From the Save Southend NHS Facebook page: https://www.facebook.com/SaveSouthendNHS/
Thank you to the very knowledgeable and well respected member of our local community, Sherry Fuller, who is highly experienced in pubic consultations. Here are her thoughts after attending the #SAVS STP discussion event on Monday.
Thought about today’s consultation event at SAVS re STP is that it wasn’t a consultation event.
At best, it was a communication event. Two communication leads went through some slides that gave broad information about some of the elements of the STP project. There was a short amount of time afterwards for a few questions from the floor. These questions were recorded as ‘feedback’ from the event.
This isn’t consultation.
The ideal: participants given materials pertinent to the consultation ahead of the event to allow time to peruse and formulate questions. The brochure we were given today – which was barely referenced to during the event – wasn’t a clear consultation document, it was what I would consider a publicity brochure.
At the event itself, I would expect facilitated round table conversations, about clear and complete proposals, giving the opportunity for everyone present to have a say. Facilitators should make efforts to accurately record comments, concerns, questions and ideas.
What I saw today was a good attempt by SAVS to summarise themes arising in questions from a few participants and SAVS taking notes. I didn’t notice much, if any, recording from the communication leads themselves.
As a member of the public what I want from a consultation event or activity is clarity about:
– What changes are proposed
– What options are up for consideration and how those options were arrived at (there was some of this today)
– What is and isn’t included within the scope of this consultation (this was the biggest failure point – people kept asking questions that we were told weren’t applicable to this part of the project.)
– What my opportunity is to influence the proposals and how I can do this.
There wasn’t time today for participants to peruse proposals, which were not clear anyway – most of the communication was around five key principles.

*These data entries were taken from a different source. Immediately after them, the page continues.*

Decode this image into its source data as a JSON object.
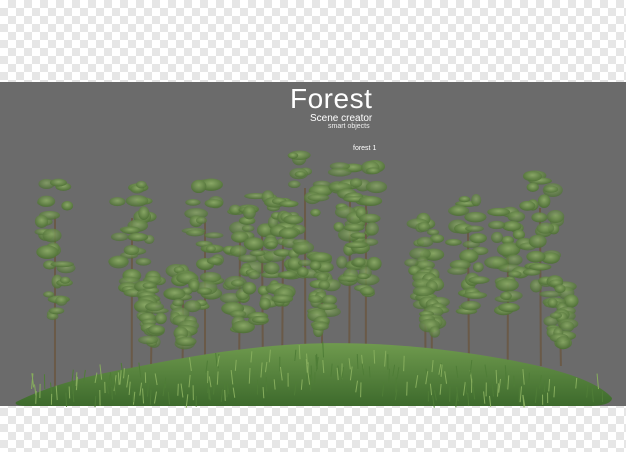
{
  "header": {
    "title": "Forest",
    "subtitle": "Scene creator",
    "caption": "smart objects"
  },
  "scene": {
    "label": "forest 1"
  },
  "colors": {
    "panel": "#6b6b6b",
    "checker_light": "#ffffff",
    "checker_dark": "#e6e6e6",
    "grass": "#4e7a3a",
    "foliage": "#5e7d42",
    "trunk": "#6a5a48"
  }
}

Principles don’t tell me enough about what’s proposed to be changed) – and we therefore couldn’t respond in a meaningful way. It wasn’t at all clear what was and wasn’t in scope.
Furthermore the meeting started half hour late cutting short discussion time.
When people asked for detail – they were referred to the official consultation document which I understand can be found on line.
I reinforced what was said by others – to allow time for ‘intelligent consideration ‘(which includes time for consultees to prepare a response) the deadline of 9 March should be extended.
However, the event leads felt that sufficient consultation has been carried out and that the deadline is unlikely to move.
If other ‘consultation events’ have been of the same format as today’s, then I would argue that this is more communications and PR than it is consultation. Giving a presentation and then fielding a few questions isn’t consultation.’